Here’s what I’m learning and what has been helpful counsel from others:

  • Give space and keep space. I don’t understand it, but it does seem like our sons need a bit of breathing room. There is so much change in their own lives, they need to process it themselves. If they choose not to do that with us, we must give them the space to do it with someone else (best friend, Dad, girlfriend/wife). Don’t pull away when that happens (which might be our temptation). Keep space in our lives for these sons of ours. Whether through a card, a text/quick phone call, an occasional invitation for dinner. If you’re like me, you long for those regular family dinners like we see on the TV show Blue Bloods…but a quick burger out can also be a joyful experience…if we let it be.Blog - Mothers of Adult Sons - huffingtonpost - BLue BloodsPhoto Credit: Huffington Post
  • Helping and enabling may look similar but are not. I will be brief here because there is tons online about this. Related to our adult sons, we can help them (as they can, us) without it being a toxic or enabling situation. Do we treat our sons more like neighbors and friends or more like those little boys they once were? We have to examine our own hearts on this one. When it comes to our adult sons, do we love them in ways that free them to love others? Do we invest in them such that they actually are able to get farther down the road in life or the investment tightens their dependence on us? Puzzle this out as I do the same.
  • Communicate in our adult sons’ heart language. This came as a shock to me as our sons grew up, because I thought we communicated fairly well through the years. Unfortunately, I discovered that while they were in our home, it was Mom who too often set the tone and topic of our conversations. Now I am learning (still a beginner here) to follow our sons’ leads on conversations… I may still choose a topic but I don’t push it to its limit with them, as once was the case. Hopefully, this makes sense, and hopefully they have seen me grow in this area. How about you, Moms? Would love to hear (in comments) what your experience is in this language/conversation arena.
  • Keep our sense of humor. As these sons of ours are growing up, we are growing older. They are not us…their choices and life aspirations may surprise us, but they are still works in progress. Our lives are, as well. We have not arrived. When our values or decisions clash, moms tend to either get mad or hurt…neither bode well in our relationships with our sons. We must learn how to take our emotions by the neck and wrestle them to the floor… proactively. Some song lyrics come to mind as I think about this – also these lyrics reflect the advice received from wise moms in my life. “Get over it“, “Let it go“, and tell yourself, “I will survive” and “Tell your heart to beat again.” [Sidebar: I don’t even like the song “Let It Go” from the Disney film Frozen, but it’s advice that I’ve frequently received from mom friends].

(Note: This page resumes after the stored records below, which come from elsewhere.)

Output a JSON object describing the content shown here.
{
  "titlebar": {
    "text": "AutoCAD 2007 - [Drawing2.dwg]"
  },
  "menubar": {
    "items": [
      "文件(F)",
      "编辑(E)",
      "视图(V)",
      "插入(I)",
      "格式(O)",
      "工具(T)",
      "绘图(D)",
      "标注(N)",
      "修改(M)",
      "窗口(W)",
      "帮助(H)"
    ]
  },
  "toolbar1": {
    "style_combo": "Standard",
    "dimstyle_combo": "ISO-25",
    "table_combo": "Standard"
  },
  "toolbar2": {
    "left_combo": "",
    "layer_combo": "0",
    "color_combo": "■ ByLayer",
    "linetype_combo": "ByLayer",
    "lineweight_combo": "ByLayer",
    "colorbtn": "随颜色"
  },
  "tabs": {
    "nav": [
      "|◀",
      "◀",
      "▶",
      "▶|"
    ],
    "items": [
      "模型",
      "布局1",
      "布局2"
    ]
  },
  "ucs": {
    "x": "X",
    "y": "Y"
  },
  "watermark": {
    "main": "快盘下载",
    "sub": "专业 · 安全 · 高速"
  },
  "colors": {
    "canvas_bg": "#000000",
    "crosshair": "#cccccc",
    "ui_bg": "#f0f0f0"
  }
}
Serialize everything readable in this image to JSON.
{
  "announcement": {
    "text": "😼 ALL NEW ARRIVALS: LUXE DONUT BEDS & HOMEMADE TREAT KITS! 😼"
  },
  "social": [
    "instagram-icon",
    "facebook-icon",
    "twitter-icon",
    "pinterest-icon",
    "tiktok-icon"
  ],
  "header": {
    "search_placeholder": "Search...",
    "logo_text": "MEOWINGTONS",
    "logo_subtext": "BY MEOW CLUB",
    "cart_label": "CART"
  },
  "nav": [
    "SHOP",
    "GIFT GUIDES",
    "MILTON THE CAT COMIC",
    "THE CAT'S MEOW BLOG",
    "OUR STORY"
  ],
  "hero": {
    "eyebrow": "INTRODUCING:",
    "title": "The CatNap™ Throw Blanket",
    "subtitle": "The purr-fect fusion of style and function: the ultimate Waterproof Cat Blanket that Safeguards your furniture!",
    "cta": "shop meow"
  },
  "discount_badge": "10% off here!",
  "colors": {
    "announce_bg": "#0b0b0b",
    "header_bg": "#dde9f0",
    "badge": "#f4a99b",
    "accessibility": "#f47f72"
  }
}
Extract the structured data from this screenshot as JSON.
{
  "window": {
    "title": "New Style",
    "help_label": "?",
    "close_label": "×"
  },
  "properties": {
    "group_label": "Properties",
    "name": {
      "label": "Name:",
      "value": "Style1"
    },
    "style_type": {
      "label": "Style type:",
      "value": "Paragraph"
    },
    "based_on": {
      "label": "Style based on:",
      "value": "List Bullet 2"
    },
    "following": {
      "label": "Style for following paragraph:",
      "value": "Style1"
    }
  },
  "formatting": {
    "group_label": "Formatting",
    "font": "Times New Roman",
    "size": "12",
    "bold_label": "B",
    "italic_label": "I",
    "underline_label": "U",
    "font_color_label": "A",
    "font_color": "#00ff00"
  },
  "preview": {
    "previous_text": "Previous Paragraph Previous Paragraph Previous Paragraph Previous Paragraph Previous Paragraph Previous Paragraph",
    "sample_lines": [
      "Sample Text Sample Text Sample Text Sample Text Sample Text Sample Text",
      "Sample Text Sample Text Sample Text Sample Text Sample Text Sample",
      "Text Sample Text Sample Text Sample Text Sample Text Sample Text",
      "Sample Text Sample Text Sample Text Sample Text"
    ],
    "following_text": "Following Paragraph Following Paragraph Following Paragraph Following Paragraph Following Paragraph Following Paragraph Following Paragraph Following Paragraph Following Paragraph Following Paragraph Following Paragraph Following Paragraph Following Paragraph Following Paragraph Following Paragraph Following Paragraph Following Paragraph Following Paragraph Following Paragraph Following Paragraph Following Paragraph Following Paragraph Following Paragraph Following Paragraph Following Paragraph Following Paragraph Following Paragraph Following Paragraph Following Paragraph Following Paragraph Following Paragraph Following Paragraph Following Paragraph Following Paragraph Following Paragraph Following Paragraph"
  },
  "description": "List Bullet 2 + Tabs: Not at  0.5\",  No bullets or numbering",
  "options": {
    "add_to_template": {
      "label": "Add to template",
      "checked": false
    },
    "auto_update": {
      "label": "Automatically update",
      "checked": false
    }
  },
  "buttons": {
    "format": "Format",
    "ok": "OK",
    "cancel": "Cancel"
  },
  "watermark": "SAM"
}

So…that’s all I have today. Anything you’re willing to add to the conversation? It’s still somewhat of a forest for me…picking my way through…with you.

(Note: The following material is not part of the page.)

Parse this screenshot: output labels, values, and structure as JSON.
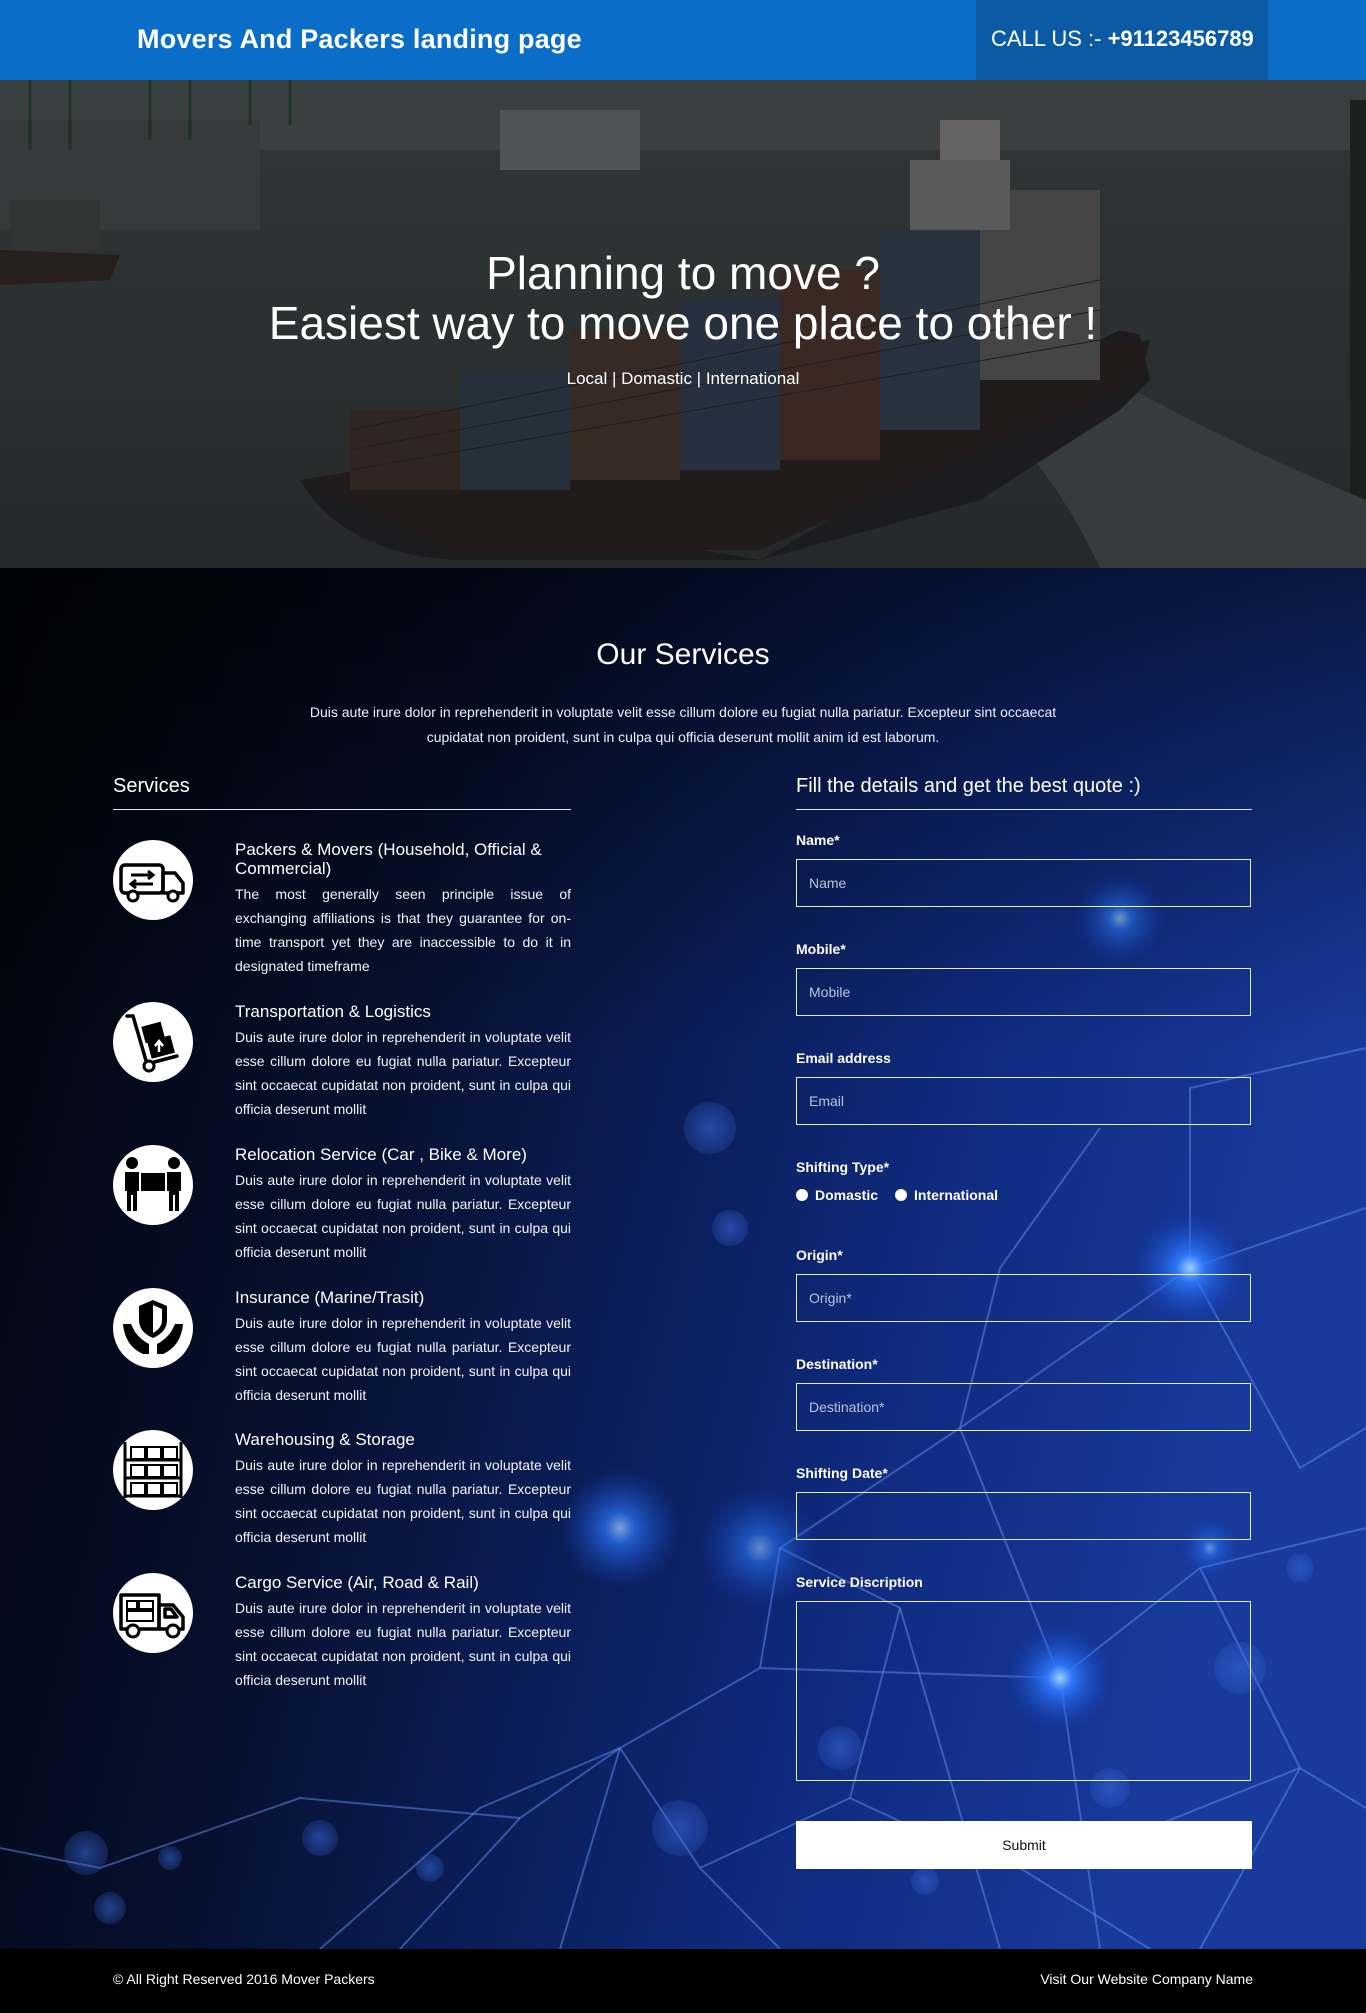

And, you sons of ours-  we love you. Not as well, maybe, as we had hoped…but if we all keep at it, we may find even our relationships will get sweeter as life goes on. I’m hoping, anyway. Believing.

Blog - Mothers and Adult Sons - quotesgramPhoto Credit: Quotesgram

*This open letter may only speak to some, so if this is not helpful or doesn’t address your situation, I don’t mean to offend or presume. Parenting and being parented can be immensely satisfying and, at the same time, greatly complicated. If I can encourage, that is my goal…having the answers has to come from someone wiser than me.

YouTube Video – I Will Survive – scene from the film The Replacements

Parenting Adult Children by Todd Carey

When Helping Hurts – Are You an Enabling Parent? by Allison Bottke

When Is It OK to Be a Helicopter Parent? by Susan Krauss Whitbourne

Relationships Between Mothers and Adult Sons by Susan Adcox

The 6 Things You Shouldn’t Say to Your Adult Child by Linda Bernstein

Blog - Mother's Day - Love You ForeverPhoto Credit: Amazon.com